And more often than not, the financial aspect of marital separation can quickly turn into a nightmare.
But, when you work with a neutral financial mediator, they can help you and your spouse determine the best path forward that is agreeable to both of you without going through a costly litigated court divorce.
When we meet with our clients for the first time, clients often ask us how they can best manage their finances as they progress through the divorce process. So, here are a few insights we share with them:
- Determine all income streams, both shared and individual
- Account for all debts and reoccurring expenses
- Calculate your retirement income opportunities
- Steer clear of family and friends for financial advice
- Before starting or speaking about getting divorced, prepare all financial documents
- Find ways to reduce your spending while you are working through your marital dissolution
- Delay large purchases until all agreements have been finalized
- Begin to track all income and expenses every month; it will help when dividing debts and assets – make sure to include everything
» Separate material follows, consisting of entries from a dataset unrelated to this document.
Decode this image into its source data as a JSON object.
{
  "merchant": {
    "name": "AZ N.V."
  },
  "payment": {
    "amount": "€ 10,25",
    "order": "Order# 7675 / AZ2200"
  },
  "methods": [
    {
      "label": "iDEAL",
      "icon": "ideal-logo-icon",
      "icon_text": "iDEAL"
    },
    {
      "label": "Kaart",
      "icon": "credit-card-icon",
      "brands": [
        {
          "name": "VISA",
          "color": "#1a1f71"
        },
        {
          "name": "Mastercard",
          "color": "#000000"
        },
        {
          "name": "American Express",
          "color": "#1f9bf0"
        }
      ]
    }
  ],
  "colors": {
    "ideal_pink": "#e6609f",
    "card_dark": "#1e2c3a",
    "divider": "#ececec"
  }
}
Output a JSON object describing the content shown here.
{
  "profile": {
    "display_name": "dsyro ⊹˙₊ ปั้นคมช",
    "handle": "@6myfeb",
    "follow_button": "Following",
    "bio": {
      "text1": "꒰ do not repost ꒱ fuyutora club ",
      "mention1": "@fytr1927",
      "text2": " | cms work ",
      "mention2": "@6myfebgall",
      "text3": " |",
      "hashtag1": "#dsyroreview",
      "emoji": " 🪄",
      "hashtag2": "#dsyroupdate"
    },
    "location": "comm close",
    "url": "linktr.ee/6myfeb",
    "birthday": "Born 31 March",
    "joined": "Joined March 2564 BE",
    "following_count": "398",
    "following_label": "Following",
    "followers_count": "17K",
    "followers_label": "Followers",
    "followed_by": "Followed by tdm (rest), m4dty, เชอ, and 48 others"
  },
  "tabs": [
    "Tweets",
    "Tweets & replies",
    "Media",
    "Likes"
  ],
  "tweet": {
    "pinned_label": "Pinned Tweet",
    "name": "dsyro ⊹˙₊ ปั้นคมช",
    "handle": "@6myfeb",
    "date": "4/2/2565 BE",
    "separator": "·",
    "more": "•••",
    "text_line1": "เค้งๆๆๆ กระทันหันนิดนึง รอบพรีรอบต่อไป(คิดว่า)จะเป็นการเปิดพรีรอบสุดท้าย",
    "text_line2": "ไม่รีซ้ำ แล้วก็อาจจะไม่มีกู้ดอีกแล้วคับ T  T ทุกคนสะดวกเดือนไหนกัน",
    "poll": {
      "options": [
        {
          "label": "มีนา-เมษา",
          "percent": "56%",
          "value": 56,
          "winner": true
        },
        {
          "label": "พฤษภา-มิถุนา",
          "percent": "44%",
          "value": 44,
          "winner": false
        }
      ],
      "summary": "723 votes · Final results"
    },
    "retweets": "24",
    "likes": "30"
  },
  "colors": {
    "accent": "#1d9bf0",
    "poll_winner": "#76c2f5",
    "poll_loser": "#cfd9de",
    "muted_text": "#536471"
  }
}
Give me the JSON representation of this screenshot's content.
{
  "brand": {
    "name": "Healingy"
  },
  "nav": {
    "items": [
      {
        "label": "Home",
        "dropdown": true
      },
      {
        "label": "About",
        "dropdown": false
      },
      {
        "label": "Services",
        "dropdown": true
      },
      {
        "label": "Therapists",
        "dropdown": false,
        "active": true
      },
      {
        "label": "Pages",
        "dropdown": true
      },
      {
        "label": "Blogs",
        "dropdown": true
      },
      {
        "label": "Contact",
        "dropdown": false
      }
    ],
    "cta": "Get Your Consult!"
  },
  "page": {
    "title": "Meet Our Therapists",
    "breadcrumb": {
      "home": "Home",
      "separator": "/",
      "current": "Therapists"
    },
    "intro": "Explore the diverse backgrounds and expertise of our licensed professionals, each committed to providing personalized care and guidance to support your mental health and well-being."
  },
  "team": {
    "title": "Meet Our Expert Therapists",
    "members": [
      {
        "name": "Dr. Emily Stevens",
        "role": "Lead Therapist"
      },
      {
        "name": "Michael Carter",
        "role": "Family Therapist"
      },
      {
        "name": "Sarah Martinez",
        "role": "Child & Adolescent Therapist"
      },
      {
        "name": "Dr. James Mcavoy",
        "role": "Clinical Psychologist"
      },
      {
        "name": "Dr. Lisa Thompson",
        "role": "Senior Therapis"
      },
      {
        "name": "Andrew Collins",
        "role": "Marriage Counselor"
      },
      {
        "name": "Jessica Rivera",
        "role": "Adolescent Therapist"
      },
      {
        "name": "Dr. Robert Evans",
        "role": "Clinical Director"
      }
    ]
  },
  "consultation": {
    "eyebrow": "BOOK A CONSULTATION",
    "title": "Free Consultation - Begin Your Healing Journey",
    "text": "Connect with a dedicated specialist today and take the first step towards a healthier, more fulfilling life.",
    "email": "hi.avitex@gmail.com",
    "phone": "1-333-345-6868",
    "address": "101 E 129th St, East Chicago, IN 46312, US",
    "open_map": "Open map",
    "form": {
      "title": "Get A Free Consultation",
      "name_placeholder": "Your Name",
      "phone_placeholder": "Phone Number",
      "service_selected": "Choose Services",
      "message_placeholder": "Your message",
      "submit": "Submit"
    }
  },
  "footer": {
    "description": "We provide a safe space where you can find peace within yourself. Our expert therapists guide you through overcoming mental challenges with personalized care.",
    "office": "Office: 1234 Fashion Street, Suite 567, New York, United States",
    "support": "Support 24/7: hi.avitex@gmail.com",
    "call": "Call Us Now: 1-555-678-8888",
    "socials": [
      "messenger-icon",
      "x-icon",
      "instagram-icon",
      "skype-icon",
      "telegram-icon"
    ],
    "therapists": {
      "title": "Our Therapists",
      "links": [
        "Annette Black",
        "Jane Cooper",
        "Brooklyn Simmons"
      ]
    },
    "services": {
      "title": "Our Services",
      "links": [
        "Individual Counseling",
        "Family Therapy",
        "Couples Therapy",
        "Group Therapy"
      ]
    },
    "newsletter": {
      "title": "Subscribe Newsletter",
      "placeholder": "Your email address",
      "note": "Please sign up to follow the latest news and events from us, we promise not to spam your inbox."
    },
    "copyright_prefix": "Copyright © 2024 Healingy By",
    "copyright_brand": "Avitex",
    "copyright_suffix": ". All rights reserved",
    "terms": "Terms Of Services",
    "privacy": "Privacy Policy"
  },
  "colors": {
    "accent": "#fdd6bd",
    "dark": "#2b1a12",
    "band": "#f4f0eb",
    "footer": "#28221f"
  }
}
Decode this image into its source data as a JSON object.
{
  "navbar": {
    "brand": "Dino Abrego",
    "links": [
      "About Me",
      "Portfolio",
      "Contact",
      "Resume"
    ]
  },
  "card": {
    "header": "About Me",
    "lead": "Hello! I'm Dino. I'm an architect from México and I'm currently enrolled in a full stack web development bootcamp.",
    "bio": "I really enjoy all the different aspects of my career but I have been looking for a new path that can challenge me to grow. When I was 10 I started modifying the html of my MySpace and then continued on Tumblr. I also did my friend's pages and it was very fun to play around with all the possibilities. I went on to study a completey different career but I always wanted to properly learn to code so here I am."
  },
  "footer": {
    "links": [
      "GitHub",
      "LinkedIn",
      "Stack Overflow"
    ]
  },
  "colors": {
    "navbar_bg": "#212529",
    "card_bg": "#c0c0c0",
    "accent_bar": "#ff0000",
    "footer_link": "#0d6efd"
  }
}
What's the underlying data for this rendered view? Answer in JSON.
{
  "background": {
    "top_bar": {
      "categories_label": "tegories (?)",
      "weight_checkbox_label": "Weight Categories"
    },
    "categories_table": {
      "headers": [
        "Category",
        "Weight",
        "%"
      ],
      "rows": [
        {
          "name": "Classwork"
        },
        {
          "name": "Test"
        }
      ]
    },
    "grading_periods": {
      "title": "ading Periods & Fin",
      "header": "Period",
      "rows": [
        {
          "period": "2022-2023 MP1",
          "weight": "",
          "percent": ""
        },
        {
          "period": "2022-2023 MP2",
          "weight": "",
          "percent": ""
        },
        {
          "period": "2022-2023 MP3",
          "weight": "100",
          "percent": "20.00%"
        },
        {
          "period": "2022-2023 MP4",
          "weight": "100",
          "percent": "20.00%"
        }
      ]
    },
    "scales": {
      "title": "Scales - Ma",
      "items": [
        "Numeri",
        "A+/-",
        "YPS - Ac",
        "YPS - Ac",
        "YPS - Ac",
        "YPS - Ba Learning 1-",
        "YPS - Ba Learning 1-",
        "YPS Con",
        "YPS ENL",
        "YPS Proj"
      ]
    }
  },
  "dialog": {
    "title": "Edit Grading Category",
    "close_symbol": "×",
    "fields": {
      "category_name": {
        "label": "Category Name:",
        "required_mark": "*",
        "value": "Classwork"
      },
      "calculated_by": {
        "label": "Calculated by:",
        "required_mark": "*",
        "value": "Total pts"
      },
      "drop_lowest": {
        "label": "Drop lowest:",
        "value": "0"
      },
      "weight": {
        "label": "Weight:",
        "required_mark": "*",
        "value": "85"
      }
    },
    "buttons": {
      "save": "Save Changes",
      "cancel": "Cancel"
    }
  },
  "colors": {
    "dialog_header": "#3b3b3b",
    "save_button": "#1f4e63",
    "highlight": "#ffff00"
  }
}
When we can articulate financial needs, concerns, and objectives, we can help our clients identify accurate values for their assets, debts, income streams and expenses.
Divorce is a time of change and emotional struggle. At Peace Talks, our team of experts strives to help individuals and couples face complex financial challenges objectively, examine various scenarios thoroughly, and reach agreements that consider the best interests of the entire family.
Whether you are getting divorced, planning your estate or negotiating a premarital agreement, our team of experienced, skilled divorce mediators and family law mediators will create practical solutions to difficult financial situations.
Contact us today to see how we can help you manage your finances effectively during your divorce process.
Note: This information is general in nature and should not be construed as legal/financial/tax advice. You should work with your attorney, financial, or tax professional to determine what will work best for your situation.